Spanish: Mapache (or mapachin) norteño.
Range: Southern Canada to Chiriquí, Panama (as well as France, Germany, the Netherlands, and Russia, where it was introduced as agame animal); from sea level to at least 2,800 m (9,200 ft); in forested and disturbed habitats, especially near water.
Size: 50 cm, 4 kg (20 in., 9 Ibs); smaller in Costa Rica than in North America; males larger than females.
Similar species: Crab-eating raccoon. In Costa Rica, the two species ranges overlap only in the Central Valley and in the southwest.
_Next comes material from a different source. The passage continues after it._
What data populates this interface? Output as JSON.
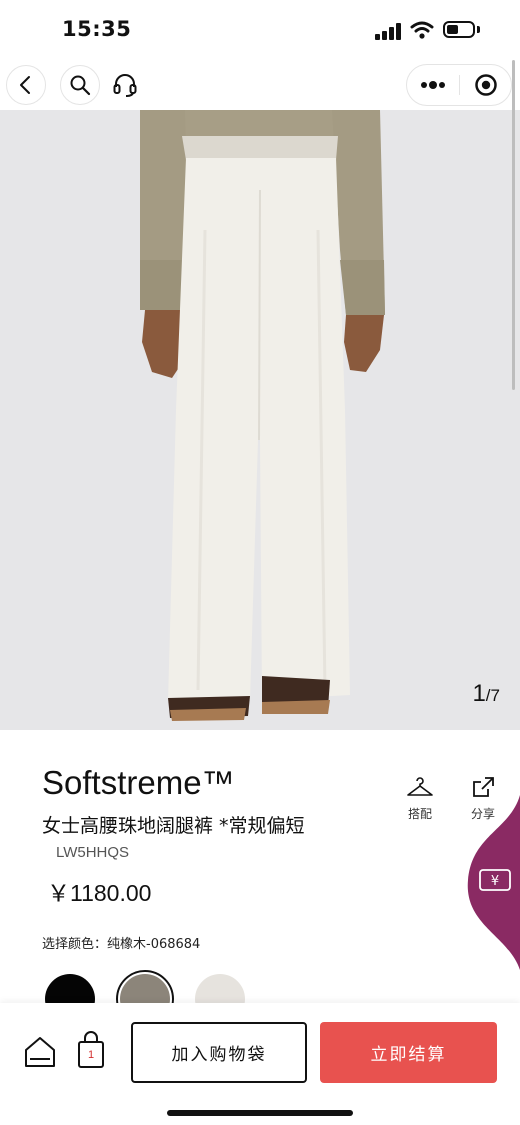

Natural history: Northern raccoons have been studied extensively in North America, but very little in the tropics, although studies done in Manuel Antonio National Park and Tapanti National Wildlife Refuge by Eduardo Carrillo and Christopher Vaughan have revealed some details of the species' natural history in Costa Rica.
Northern raccoons are mostly nocturnal; in some areas they also emerge by day. At Manuel Antonio, northern raccoons habitually start foraging before dark and continue after dawn, being most active from 5:00 to 10:00 PM and from 3:00 to 7:00 AM. Along the coast, they often forage during the day to take advantage of low tide. And a radio-collared female at
Tapanti foraged as much by day as by night, apparently to take advantage of dry spells. The varied diet of the northern raccoon includes crustaceans, fish, frogs, worms, bird or turtle eggs, fruits, nuts, insects, and rarely, small vertebrates or carrion. In Manuel Antonio, land crabs (Gecarcinus quadratus and Cardiosma crasum) are this raccoon's favorite food, and fruit makes up most of the rest of the diet. Northern raccoons den in cavities, preferring tree hollows well above the ground, but sometimes using other animals' ground burrows.
In North America, home ranges have been found to vary from 0.2 ha to 4,900 ha (½ to 12,000 A), but average about 40 ha (100 A) for females and about 60 ha (150 A) for males. The downpour-avoiding female in Tapanti was found to move more quickly and over shorter distances than a typical North American raccoon, and radio-collared raccoon at Manuel Antonio also had somewhat smaller ranges, averaging 28 ha (79 A) for males and 15 ha (37 A) for females. The home ranges of males overlap those of one or more females, but not those of other adult males.
The home ranges of neighboring females, who are often related, can overlap extensively. During breeding season, a receptive female will allow a male to hang out and mate with her for up to a week or so before driving him away. A gestation period of about two months produces one to seven young. Males are not allowed near the young; they sometimes kill and eat them. Young nurse for two to four months. In North America, most leave their mothers at about nine months. Siblings may stay together for a few months after leaving their mothers. Females usually remain in their natal areas. Thus, mothers and daughters often use overlapping ranges, and some continue to associate with one another well into their adult lives. In one study, three generations of the same matriline reared litters simultaneously in the same brush pile. Adult males, on the other hand, disperse. Marked males have been recaptured as far as 275 km (170 mi) away from their birthplace. Raccoons become reproductively active at the age of one to two years. Northern raccoons can live 20 years in captivity, but seldom survive more than five in the wild.
Sounds: Yelps, hisses, and growls in antagonistic situations; whines and deep, bouncy churring sounds (somewhat resembling the call of a crake) made during peaceful social interactions, especially between mother and young.
Book – The Natural History of Costa Rica by Mark Wainwright